▶ _PROBLEM DESCRIPTION_
Copy out the data so that nothing differs from the original.

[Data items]
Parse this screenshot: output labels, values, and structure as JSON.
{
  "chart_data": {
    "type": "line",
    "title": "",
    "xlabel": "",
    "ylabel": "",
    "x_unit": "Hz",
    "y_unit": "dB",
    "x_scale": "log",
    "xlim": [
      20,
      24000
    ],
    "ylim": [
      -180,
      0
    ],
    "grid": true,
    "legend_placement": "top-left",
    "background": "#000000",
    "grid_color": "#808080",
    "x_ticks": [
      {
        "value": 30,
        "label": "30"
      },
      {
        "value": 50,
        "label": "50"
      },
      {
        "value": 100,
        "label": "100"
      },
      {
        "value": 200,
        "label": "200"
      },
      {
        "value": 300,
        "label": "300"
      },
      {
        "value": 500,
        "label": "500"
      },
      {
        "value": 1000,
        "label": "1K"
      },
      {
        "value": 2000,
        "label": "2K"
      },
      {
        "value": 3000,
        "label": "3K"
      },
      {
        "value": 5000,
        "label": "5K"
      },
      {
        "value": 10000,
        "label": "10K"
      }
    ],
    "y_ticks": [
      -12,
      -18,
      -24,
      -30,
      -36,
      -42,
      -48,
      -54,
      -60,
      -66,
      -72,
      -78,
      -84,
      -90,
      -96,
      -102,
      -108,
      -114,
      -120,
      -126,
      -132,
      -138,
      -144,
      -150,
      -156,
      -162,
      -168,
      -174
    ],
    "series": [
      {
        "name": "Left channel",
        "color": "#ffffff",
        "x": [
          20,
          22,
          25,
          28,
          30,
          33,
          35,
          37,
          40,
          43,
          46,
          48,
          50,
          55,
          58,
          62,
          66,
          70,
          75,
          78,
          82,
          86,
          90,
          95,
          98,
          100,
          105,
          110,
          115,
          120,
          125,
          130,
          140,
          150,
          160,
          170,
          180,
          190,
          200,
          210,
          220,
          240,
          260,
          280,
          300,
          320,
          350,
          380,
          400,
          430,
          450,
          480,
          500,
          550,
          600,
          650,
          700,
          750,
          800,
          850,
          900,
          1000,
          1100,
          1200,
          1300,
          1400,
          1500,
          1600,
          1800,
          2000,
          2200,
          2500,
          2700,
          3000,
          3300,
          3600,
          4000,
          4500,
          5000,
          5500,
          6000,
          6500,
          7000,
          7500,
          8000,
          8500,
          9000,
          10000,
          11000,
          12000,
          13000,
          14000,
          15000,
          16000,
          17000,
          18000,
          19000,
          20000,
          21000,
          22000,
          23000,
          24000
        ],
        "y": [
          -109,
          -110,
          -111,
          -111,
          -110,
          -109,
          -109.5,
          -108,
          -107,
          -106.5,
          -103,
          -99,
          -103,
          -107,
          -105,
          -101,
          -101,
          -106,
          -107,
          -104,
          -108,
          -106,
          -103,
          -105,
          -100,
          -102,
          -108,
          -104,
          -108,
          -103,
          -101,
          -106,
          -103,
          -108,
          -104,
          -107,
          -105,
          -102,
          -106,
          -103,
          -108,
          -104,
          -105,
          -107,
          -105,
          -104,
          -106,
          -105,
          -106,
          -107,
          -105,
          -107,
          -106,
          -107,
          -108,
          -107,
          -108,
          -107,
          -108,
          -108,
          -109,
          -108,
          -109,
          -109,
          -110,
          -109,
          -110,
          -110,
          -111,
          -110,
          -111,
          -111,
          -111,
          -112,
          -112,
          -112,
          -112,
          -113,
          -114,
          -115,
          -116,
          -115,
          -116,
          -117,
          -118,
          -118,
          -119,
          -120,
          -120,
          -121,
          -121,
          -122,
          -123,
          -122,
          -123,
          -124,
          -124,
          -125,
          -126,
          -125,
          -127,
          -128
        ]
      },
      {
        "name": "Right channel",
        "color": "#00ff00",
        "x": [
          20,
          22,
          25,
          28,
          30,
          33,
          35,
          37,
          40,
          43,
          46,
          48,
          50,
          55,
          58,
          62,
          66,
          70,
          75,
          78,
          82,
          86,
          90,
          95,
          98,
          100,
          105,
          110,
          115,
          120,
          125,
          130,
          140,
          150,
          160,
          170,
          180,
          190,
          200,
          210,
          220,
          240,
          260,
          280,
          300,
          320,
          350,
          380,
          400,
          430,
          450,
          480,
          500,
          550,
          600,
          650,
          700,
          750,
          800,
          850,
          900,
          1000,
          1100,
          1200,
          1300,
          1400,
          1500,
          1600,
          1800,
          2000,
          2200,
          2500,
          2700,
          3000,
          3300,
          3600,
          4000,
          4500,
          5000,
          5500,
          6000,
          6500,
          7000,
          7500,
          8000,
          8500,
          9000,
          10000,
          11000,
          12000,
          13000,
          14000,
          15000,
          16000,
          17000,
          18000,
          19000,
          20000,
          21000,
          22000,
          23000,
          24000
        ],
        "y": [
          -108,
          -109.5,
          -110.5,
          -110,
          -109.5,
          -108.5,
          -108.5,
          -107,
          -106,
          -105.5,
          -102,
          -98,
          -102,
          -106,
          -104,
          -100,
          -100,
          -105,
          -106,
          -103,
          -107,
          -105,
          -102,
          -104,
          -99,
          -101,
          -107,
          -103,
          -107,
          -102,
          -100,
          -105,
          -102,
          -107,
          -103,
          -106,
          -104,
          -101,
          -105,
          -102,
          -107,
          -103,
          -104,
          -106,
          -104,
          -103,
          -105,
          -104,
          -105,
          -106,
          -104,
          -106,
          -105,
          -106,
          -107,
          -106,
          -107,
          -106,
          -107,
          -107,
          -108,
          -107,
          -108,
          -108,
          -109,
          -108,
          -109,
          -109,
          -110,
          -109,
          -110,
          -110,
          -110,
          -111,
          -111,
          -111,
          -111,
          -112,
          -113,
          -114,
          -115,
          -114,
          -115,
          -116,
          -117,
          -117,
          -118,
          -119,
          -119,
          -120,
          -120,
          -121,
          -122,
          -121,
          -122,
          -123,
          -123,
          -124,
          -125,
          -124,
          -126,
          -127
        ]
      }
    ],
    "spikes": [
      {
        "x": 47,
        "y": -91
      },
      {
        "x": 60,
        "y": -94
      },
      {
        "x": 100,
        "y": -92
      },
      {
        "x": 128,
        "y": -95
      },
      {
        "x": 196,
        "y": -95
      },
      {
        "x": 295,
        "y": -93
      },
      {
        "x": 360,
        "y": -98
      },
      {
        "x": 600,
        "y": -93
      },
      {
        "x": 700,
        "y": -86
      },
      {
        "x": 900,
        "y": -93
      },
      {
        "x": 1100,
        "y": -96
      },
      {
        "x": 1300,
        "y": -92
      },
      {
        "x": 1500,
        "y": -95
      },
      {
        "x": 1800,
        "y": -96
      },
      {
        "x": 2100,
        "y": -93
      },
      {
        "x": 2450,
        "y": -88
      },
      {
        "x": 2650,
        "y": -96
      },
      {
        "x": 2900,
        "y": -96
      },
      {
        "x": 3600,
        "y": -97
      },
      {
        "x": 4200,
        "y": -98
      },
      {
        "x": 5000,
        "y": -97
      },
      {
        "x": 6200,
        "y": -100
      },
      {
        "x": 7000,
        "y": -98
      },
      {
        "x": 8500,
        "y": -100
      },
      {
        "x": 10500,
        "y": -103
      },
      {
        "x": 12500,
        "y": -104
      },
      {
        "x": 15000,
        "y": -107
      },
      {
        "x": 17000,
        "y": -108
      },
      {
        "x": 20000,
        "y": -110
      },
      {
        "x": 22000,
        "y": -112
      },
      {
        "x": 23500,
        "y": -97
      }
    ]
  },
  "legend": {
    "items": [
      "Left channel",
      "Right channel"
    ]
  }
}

▶ _ANSWER_
Parse this screenshot: output labels, values, and structure as JSON.
{
  "chart_data": {
    "type": "line",
    "title": "",
    "xlabel": "",
    "ylabel": "",
    "x_unit": "Hz",
    "y_unit": "dB",
    "x_scale": "log",
    "xlim": [
      20,
      24000
    ],
    "ylim": [
      -180,
      0
    ],
    "grid": true,
    "legend_placement": "top-left",
    "background": "#000000",
    "grid_color": "#808080",
    "x_ticks": [
      {
        "value": 30,
        "label": "30"
      },
      {
        "value": 50,
        "label": "50"
      },
      {
        "value": 100,
        "label": "100"
      },
      {
        "value": 200,
        "label": "200"
      },
      {
        "value": 300,
        "label": "300"
      },
      {
        "value": 500,
        "label": "500"
      },
      {
        "value": 1000,
        "label": "1K"
      },
      {
        "value": 2000,
        "label": "2K"
      },
      {
        "value": 3000,
        "label": "3K"
      },
      {
        "value": 5000,
        "label": "5K"
      },
      {
        "value": 10000,
        "label": "10K"
      }
    ],
    "y_ticks": [
      -12,
      -18,
      -24,
      -30,
      -36,
      -42,
      -48,
      -54,
      -60,
      -66,
      -72,
      -78,
      -84,
      -90,
      -96,
      -102,
      -108,
      -114,
      -120,
      -126,
      -132,
      -138,
      -144,
      -150,
      -156,
      -162,
      -168,
      -174
    ],
    "series": [
      {
        "name": "Left channel",
        "color": "#ffffff",
        "x": [
          20,
          22,
          25,
          28,
          30,
          33,
          35,
          37,
          40,
          43,
          46,
          48,
          50,
          55,
          58,
          62,
          66,
          70,
          75,
          78,
          82,
          86,
          90,
          95,
          98,
          100,
          105,
          110,
          115,
          120,
          125,
          130,
          140,
          150,
          160,
          170,
          180,
          190,
          200,
          210,
          220,
          240,
          260,
          280,
          300,
          320,
          350,
          380,
          400,
          430,
          450,
          480,
          500,
          550,
          600,
          650,
          700,
          750,
          800,
          850,
          900,
          1000,
          1100,
          1200,
          1300,
          1400,
          1500,
          1600,
          1800,
          2000,
          2200,
          2500,
          2700,
          3000,
          3300,
          3600,
          4000,
          4500,
          5000,
          5500,
          6000,
          6500,
          7000,
          7500,
          8000,
          8500,
          9000,
          10000,
          11000,
          12000,
          13000,
          14000,
          15000,
          16000,
          17000,
          18000,
          19000,
          20000,
          21000,
          22000,
          23000,
          24000
        ],
        "y": [
          -109,
          -110,
          -111,
          -111,
          -110,
          -109,
          -109.5,
          -108,
          -107,
          -106.5,
          -103,
          -99,
          -103,
          -107,
          -105,
          -101,
          -101,
          -106,
          -107,
          -104,
          -108,
          -106,
          -103,
          -105,
          -100,
          -102,
          -108,
          -104,
          -108,
          -103,
          -101,
          -106,
          -103,
          -108,
          -104,
          -107,
          -105,
          -102,
          -106,
          -103,
          -108,
          -104,
          -105,
          -107,
          -105,
          -104,
          -106,
          -105,
          -106,
          -107,
          -105,
          -107,
          -106,
          -107,
          -108,
          -107,
          -108,
          -107,
          -108,
          -108,
          -109,
          -108,
          -109,
          -109,
          -110,
          -109,
          -110,
          -110,
          -111,
          -110,
          -111,
          -111,
          -111,
          -112,
          -112,
          -112,
          -112,
          -113,
          -114,
          -115,
          -116,
          -115,
          -116,
          -117,
          -118,
          -118,
          -119,
          -120,
          -120,
          -121,
          -121,
          -122,
          -123,
          -122,
          -123,
          -124,
          -124,
          -125,
          -126,
          -125,
          -127,
          -128
        ]
      },
      {
        "name": "Right channel",
        "color": "#00ff00",
        "x": [
          20,
          22,
          25,
          28,
          30,
          33,
          35,
          37,
          40,
          43,
          46,
          48,
          50,
          55,
          58,
          62,
          66,
          70,
          75,
          78,
          82,
          86,
          90,
          95,
          98,
          100,
          105,
          110,
          115,
          120,
          125,
          130,
          140,
          150,
          160,
          170,
          180,
          190,
          200,
          210,
          220,
          240,
          260,
          280,
          300,
          320,
          350,
          380,
          400,
          430,
          450,
          480,
          500,
          550,
          600,
          650,
          700,
          750,
          800,
          850,
          900,
          1000,
          1100,
          1200,
          1300,
          1400,
          1500,
          1600,
          1800,
          2000,
          2200,
          2500,
          2700,
          3000,
          3300,
          3600,
          4000,
          4500,
          5000,
          5500,
          6000,
          6500,
          7000,
          7500,
          8000,
          8500,
          9000,
          10000,
          11000,
          12000,
          13000,
          14000,
          15000,
          16000,
          17000,
          18000,
          19000,
          20000,
          21000,
          22000,
          23000,
          24000
        ],
        "y": [
          -108,
          -109.5,
          -110.5,
          -110,
          -109.5,
          -108.5,
          -108.5,
          -107,
          -106,
          -105.5,
          -102,
          -98,
          -102,
          -106,
          -104,
          -100,
          -100,
          -105,
          -106,
          -103,
          -107,
          -105,
          -102,
          -104,
          -99,
          -101,
          -107,
          -103,
          -107,
          -102,
          -100,
          -105,
          -102,
          -107,
          -103,
          -106,
          -104,
          -101,
          -105,
          -102,
          -107,
          -103,
          -104,
          -106,
          -104,
          -103,
          -105,
          -104,
          -105,
          -106,
          -104,
          -106,
          -105,
          -106,
          -107,
          -106,
          -107,
          -106,
          -107,
          -107,
          -108,
          -107,
          -108,
          -108,
          -109,
          -108,
          -109,
          -109,
          -110,
          -109,
          -110,
          -110,
          -110,
          -111,
          -111,
          -111,
          -111,
          -112,
          -113,
          -114,
          -115,
          -114,
          -115,
          -116,
          -117,
          -117,
          -118,
          -119,
          -119,
          -120,
          -120,
          -121,
          -122,
          -121,
          -122,
          -123,
          -123,
          -124,
          -125,
          -124,
          -126,
          -127
        ]
      }
    ],
    "spikes": [
      {
        "x": 47,
        "y": -91
      },
      {
        "x": 60,
        "y": -94
      },
      {
        "x": 100,
        "y": -92
      },
      {
        "x": 128,
        "y": -95
      },
      {
        "x": 196,
        "y": -95
      },
      {
        "x": 295,
        "y": -93
      },
      {
        "x": 360,
        "y": -98
      },
      {
        "x": 600,
        "y": -93
      },
      {
        "x": 700,
        "y": -86
      },
      {
        "x": 900,
        "y": -93
      },
      {
        "x": 1100,
        "y": -96
      },
      {
        "x": 1300,
        "y": -92
      },
      {
        "x": 1500,
        "y": -95
      },
      {
        "x": 1800,
        "y": -96
      },
      {
        "x": 2100,
        "y": -93
      },
      {
        "x": 2450,
        "y": -88
      },
      {
        "x": 2650,
        "y": -96
      },
      {
        "x": 2900,
        "y": -96
      },
      {
        "x": 3600,
        "y": -97
      },
      {
        "x": 4200,
        "y": -98
      },
      {
        "x": 5000,
        "y": -97
      },
      {
        "x": 6200,
        "y": -100
      },
      {
        "x": 7000,
        "y": -98
      },
      {
        "x": 8500,
        "y": -100
      },
      {
        "x": 10500,
        "y": -103
      },
      {
        "x": 12500,
        "y": -104
      },
      {
        "x": 15000,
        "y": -107
      },
      {
        "x": 17000,
        "y": -108
      },
      {
        "x": 20000,
        "y": -110
      },
      {
        "x": 22000,
        "y": -112
      },
      {
        "x": 23500,
        "y": -97
      }
    ]
  },
  "legend": {
    "items": [
      "Left channel",
      "Right channel"
    ]
  }
}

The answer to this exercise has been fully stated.